Johnson & Johnson was also found to have distributed Risperdal for use with elderly patients, a second unapproved use of the drug. In 2005, the FDA issued a strong “black box” warning that that elderly patients with dementia-related psychosis treated with antipsychotic drugs are at an increased risk of death. The box also warns the drug is not approved for use in patients with dementia-related psychosis. Allegations that Johnson & Johnson marketed the drug aggressively for use by children as early as 1994 resulted in a U.S. Department of Justice investigation and the subsequent payment of massive fines. In 2013 in one of the largest health care fraud settlements on record Johnson & Johnson agreed to pay over $2.2 billion in criminal and civil penalties. While doctors are free to prescribe drugs for off-label purposes, the drugs may not be marketed for such use by the manufacturer.

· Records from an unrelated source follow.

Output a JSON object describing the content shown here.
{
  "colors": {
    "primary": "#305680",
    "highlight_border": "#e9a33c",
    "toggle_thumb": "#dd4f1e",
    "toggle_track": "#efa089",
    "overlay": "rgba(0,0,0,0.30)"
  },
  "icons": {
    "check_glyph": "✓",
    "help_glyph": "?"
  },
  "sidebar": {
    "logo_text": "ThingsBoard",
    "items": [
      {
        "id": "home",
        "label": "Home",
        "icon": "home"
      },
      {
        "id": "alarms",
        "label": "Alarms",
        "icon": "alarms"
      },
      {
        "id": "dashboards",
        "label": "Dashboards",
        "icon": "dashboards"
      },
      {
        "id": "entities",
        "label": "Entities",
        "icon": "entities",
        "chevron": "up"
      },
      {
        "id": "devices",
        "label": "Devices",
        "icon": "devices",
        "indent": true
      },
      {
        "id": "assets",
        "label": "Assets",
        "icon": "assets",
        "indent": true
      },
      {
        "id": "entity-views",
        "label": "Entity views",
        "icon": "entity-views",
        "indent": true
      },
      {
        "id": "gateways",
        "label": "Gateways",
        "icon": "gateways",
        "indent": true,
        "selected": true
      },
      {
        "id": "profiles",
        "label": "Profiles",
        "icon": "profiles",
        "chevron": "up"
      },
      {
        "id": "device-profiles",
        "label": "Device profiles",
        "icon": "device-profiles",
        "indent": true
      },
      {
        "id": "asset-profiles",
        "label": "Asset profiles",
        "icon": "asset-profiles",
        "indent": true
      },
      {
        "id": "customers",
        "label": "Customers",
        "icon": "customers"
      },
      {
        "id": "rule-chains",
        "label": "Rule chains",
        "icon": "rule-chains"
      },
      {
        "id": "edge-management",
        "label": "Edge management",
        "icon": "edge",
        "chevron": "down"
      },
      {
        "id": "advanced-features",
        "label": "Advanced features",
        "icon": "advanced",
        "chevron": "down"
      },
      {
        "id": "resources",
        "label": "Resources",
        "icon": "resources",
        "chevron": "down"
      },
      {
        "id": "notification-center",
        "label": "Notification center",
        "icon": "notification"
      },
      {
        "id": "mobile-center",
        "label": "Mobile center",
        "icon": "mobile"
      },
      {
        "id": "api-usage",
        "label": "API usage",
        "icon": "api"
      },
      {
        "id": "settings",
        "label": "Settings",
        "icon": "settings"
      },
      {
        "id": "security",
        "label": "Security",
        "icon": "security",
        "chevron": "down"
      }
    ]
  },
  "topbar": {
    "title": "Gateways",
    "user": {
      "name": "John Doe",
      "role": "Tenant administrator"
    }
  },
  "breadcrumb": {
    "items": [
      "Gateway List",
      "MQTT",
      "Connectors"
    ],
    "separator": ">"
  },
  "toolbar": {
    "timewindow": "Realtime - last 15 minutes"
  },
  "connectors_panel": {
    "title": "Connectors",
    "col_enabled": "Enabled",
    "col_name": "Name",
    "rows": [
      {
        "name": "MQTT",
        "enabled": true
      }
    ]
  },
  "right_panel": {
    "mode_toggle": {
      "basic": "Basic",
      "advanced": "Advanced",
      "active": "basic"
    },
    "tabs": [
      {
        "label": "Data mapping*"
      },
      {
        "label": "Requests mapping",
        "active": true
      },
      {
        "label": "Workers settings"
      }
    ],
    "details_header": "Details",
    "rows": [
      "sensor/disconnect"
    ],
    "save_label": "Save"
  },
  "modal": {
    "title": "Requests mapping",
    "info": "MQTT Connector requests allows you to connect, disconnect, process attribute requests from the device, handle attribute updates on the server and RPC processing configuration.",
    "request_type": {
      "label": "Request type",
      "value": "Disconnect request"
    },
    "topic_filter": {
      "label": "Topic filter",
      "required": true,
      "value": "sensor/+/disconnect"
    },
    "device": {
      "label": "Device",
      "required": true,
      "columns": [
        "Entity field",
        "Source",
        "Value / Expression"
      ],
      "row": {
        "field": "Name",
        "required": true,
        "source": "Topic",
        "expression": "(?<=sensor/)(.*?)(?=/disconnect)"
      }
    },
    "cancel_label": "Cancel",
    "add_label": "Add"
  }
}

The Status of Risperdal Lawsuits
As of September 2017 there were 6,082 Risperdal lawsuits pending in the Philadelphia Court of Common pleas. That number had grown by over 500 since early June. There have been several trials and settlements in Risperdal lawsuits, including one $70 million verdict. Pennsylvania has been a popular venue for complex tort litigation. That trend may soon come to an end as a result of a June Supreme Court decision that stated that either plaintiffs or defendants must have some significant connection to the trial venue (BRISTOL-MYERS SQUIBB CO. v. SUPERIOR COURT OF CALIFORNIA, SAN FRANCISCO COUNTY, ET AL.) In August 53 Risperdal cases were dismissed in Missouri for that reason. Johnson & Johnson has not yet signaled whether the company will seek similar dismissals in Pennsylvania.
The U.S. Food and Drug Administration (FDA) approved Risperdal to treat the following conditions:
- Schizophrenia in adults and adolescents
- Bipolar disorder in adults and adolescents
- Autism spectrum disorder in children and adolescents
Off-label refers to uses that are not approved by the FDA. Risperdal has been prescribed off-label to treat conditions including: